They use some cool sewing machines and do an amazing amount of the work by hand. And to think that all shoes used to be made this well! “What’s in a Ballet Shoe”:
** What my husband/editor read at first glance: “An elaborate collection of life-size Vulcan gizmos filled with charred costumed characters made famous by the beloved Christmas carrots” ??
September 17, 2014Posted by on
Did I leave you hanging in suspense about which was the lie in the list from my previous post? From the people who decided to guess, the results were pretty evenly distributed across the three choices.
The logic some of you used to make your choice was really quite good! I had fun reading your guesses.

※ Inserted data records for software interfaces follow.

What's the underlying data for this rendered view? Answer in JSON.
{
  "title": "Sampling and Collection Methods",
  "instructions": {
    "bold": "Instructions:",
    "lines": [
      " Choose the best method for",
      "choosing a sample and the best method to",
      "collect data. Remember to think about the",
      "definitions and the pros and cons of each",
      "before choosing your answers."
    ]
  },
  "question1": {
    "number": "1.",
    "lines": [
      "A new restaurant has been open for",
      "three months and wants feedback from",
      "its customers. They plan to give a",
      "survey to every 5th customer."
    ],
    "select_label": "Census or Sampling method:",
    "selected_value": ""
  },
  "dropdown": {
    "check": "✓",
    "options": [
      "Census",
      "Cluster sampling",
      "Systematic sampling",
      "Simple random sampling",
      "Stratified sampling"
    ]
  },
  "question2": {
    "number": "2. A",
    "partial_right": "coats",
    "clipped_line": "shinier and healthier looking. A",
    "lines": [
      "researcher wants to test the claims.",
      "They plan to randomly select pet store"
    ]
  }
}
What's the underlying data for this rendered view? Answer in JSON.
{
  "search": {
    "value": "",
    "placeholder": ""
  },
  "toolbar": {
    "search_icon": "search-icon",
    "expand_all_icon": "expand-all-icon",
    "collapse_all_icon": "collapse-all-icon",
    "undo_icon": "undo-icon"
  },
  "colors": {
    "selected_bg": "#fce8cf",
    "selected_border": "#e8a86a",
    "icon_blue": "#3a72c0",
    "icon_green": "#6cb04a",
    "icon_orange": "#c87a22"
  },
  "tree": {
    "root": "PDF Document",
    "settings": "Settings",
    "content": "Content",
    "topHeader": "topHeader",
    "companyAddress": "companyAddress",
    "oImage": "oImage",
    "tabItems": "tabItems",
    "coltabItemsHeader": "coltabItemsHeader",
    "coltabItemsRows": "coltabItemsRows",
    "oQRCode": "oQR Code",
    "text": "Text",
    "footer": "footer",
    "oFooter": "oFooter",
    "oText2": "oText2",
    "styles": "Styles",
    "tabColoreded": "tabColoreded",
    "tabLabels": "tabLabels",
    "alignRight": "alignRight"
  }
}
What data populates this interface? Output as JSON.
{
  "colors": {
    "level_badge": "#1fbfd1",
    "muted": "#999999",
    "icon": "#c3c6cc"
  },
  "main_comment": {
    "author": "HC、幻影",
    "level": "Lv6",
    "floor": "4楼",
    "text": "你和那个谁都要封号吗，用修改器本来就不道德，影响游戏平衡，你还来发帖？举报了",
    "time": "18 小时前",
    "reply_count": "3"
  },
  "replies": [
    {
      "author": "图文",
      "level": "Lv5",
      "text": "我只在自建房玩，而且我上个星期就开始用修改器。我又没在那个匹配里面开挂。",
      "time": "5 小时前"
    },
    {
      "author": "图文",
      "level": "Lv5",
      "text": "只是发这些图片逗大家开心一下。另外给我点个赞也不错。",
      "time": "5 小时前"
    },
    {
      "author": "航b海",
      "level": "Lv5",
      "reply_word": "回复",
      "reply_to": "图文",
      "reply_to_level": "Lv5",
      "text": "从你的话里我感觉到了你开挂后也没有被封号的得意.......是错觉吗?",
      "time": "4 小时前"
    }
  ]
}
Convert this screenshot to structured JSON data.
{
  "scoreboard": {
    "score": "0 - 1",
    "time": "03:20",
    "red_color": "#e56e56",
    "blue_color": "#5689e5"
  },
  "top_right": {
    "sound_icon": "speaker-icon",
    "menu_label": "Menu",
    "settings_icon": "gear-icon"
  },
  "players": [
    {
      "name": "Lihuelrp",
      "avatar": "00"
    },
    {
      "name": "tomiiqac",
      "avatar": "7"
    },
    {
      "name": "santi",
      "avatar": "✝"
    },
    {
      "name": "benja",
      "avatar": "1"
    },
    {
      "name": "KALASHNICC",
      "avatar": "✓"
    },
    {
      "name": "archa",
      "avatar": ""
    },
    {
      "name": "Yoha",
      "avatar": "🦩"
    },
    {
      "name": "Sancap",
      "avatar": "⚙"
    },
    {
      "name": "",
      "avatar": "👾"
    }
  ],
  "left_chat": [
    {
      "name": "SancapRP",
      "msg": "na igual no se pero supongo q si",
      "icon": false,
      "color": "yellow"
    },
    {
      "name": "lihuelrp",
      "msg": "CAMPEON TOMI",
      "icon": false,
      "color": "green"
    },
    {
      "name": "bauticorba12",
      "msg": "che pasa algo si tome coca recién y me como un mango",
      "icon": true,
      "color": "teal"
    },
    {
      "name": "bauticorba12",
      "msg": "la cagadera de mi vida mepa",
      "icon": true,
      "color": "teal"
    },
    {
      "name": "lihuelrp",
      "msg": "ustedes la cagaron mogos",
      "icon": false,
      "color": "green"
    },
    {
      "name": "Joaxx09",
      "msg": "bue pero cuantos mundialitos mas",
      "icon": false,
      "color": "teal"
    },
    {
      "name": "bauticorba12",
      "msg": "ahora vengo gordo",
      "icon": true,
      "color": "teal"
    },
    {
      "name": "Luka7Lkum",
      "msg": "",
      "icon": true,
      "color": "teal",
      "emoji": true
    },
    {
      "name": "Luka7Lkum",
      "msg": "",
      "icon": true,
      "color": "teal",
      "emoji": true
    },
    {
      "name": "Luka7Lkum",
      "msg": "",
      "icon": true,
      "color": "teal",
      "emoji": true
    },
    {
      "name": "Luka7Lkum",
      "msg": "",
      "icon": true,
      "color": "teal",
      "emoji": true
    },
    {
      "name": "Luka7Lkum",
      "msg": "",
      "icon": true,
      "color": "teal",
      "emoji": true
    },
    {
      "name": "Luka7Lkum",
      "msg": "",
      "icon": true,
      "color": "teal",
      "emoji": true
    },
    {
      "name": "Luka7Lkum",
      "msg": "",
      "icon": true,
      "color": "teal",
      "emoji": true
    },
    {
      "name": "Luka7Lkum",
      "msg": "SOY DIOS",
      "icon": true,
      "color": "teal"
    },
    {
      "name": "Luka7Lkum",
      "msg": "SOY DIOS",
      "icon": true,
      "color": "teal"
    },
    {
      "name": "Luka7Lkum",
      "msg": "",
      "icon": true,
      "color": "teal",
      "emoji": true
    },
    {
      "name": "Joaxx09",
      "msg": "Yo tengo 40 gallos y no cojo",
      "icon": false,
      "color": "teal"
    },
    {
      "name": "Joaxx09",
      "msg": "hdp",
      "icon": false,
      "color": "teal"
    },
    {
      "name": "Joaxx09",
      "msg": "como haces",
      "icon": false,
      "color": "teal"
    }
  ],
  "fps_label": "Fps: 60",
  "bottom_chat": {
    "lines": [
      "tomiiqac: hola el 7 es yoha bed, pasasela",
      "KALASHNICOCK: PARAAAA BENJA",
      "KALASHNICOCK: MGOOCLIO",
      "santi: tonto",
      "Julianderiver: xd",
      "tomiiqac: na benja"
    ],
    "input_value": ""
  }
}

So without further ado (and in no particular order), here are the rest of the stories:
I once won a three-legged race – without falling down!
Yes, I did in fact win a three-legged race. And yes, my partner and I did it without falling down… while running!
I was in 4th grade and we had a school track & field day, Olympic-type games & events, and competed as classes. We knew ahead of time which events we would be competing in, so my friend and I decided we would practice for the race during recess. I remember classmates being amused as they watched us casually walk around the schoolyard with our legs tied together.
The training really paid off because we could move together without thinking about it by the time we had to race. We got so good at it, the day of the race, we sprinted to the finish line only to turn around and realize everyone else was still at least half the field behind – and most of them were stumbling or already lying in awkward 3-legged heaps along the way.
I have no photographic evidence of that day (I can’t remember if we were even awarded actual ribbons) so you’ll just have to take my word for it.
Batgirl is my cousin.
I’ve never actually met her, but there have been a few emails back and forth between my mom/mom’s sister and some of the family on the other branches of the tree. I remember watching reruns of the Batman TV show as a kid and thinking she was so cool. Now when I watch the show, I wish I had all of Barbara Gordon’s clothes in my closet!
I love country music.
When asked what kind of music I would like to listen to, I always answer “anything but country or rap.”
I have very eclectic taste in music. I grew up listening mostly to classical and ‘50s & ‘60s Oldies. My music collection contains a little of everything – Big Band, The Beatles, The Monkees, ABBA, The Beach Boys, Michael Jackson, Broadway musicals, movie soundtracks, techno, synthpop, and mp3s of miscellaneous songs from almost every decade up to the current year just because I like them or have memories associated with them. (Some of the songs in my collection aren’t even in English.)
I can listen to pretty much anything, however, if you make me listen to more than a couple of country songs in a row, I will become more and more irritated. The general whiny sound of modern country music and the style of singing that accompanies it just plain annoys me. There are exceptions, but very few of them.
The one artist I never, EVER get tired of listening to is Owl City. I can go for weeks playing those CDs and nothing else without tiring of them – Adam’s songs just sound happy and have such clever, poetic lyrics full of puns and double entendres that I’m surprised I can sometimes still hear something “new” when I’ve practically worn those discs out.
There’s even an Owl City song that mentions a sewing machine and sewing “miles and miles of thread… in navy and red” :
Hope you enjoyed this bit of blogging fun & games!
“It’s been fun, but now I’ve got to go”: